= SOURCE DATA =
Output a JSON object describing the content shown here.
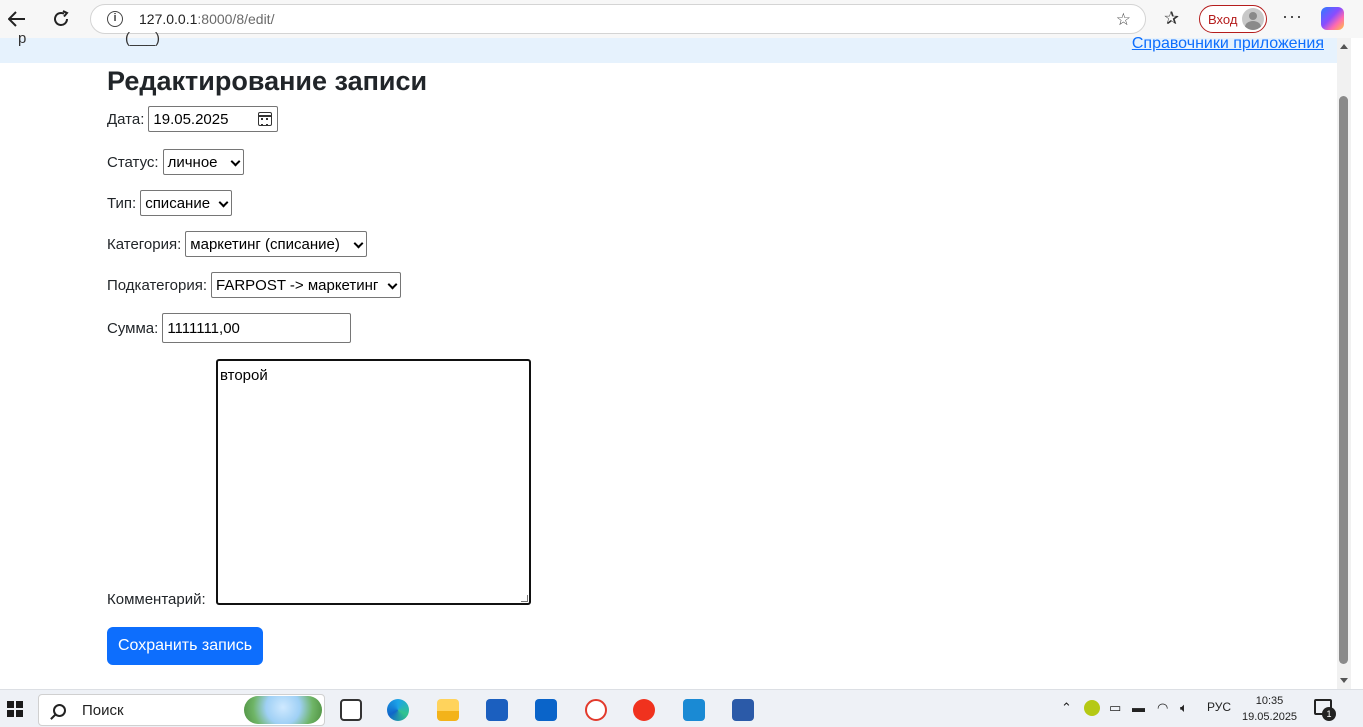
{
  "browser": {
    "url_host": "127.0.0.1",
    "url_path": ":8000/8/edit/",
    "login_label": "Вход",
    "more_label": "···"
  },
  "header": {
    "cut_text_left": "р",
    "cut_text_mid": "(___)",
    "nav_link": "Справочники приложения"
  },
  "page": {
    "title": "Редактирование записи",
    "fields": {
      "date_label": "Дата:",
      "date_value": "19.05.2025",
      "status_label": "Статус:",
      "status_value": "личное",
      "type_label": "Тип:",
      "type_value": "списание",
      "category_label": "Категория:",
      "category_value": "маркетинг (списание)",
      "subcategory_label": "Подкатегория:",
      "subcategory_value": "FARPOST -> маркетинг",
      "sum_label": "Сумма:",
      "sum_value": "1111111,00",
      "comment_label": "Комментарий:",
      "comment_value": "второй"
    },
    "save_button": "Сохранить запись"
  },
  "taskbar": {
    "search_label": "Поиск",
    "language": "РУС",
    "time": "10:35",
    "date": "19.05.2025",
    "notification_count": "1",
    "apps": [
      "task-view",
      "edge",
      "file-explorer",
      "microsoft-store",
      "outlook",
      "yandex-browser",
      "yandex",
      "vscode",
      "word"
    ]
  },
  "colors": {
    "accent": "#0d6efd",
    "header_bg": "#e6f2fd",
    "login_red": "#b51d1d"
  }
}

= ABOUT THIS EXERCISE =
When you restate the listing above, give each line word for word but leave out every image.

= EXERCISE ANSWER =
Output a JSON object describing the content shown here.
{
  "browser": {
    "url_host": "127.0.0.1",
    "url_path": ":8000/8/edit/",
    "login_label": "Вход",
    "more_label": "···"
  },
  "header": {
    "cut_text_left": "р",
    "cut_text_mid": "(___)",
    "nav_link": "Справочники приложения"
  },
  "page": {
    "title": "Редактирование записи",
    "fields": {
      "date_label": "Дата:",
      "date_value": "19.05.2025",
      "status_label": "Статус:",
      "status_value": "личное",
      "type_label": "Тип:",
      "type_value": "списание",
      "category_label": "Категория:",
      "category_value": "маркетинг (списание)",
      "subcategory_label": "Подкатегория:",
      "subcategory_value": "FARPOST -> маркетинг",
      "sum_label": "Сумма:",
      "sum_value": "1111111,00",
      "comment_label": "Комментарий:",
      "comment_value": "второй"
    },
    "save_button": "Сохранить запись"
  },
  "taskbar": {
    "search_label": "Поиск",
    "language": "РУС",
    "time": "10:35",
    "date": "19.05.2025",
    "notification_count": "1",
    "apps": [
      "task-view",
      "edge",
      "file-explorer",
      "microsoft-store",
      "outlook",
      "yandex-browser",
      "yandex",
      "vscode",
      "word"
    ]
  },
  "colors": {
    "accent": "#0d6efd",
    "header_bg": "#e6f2fd",
    "login_red": "#b51d1d"
  }
}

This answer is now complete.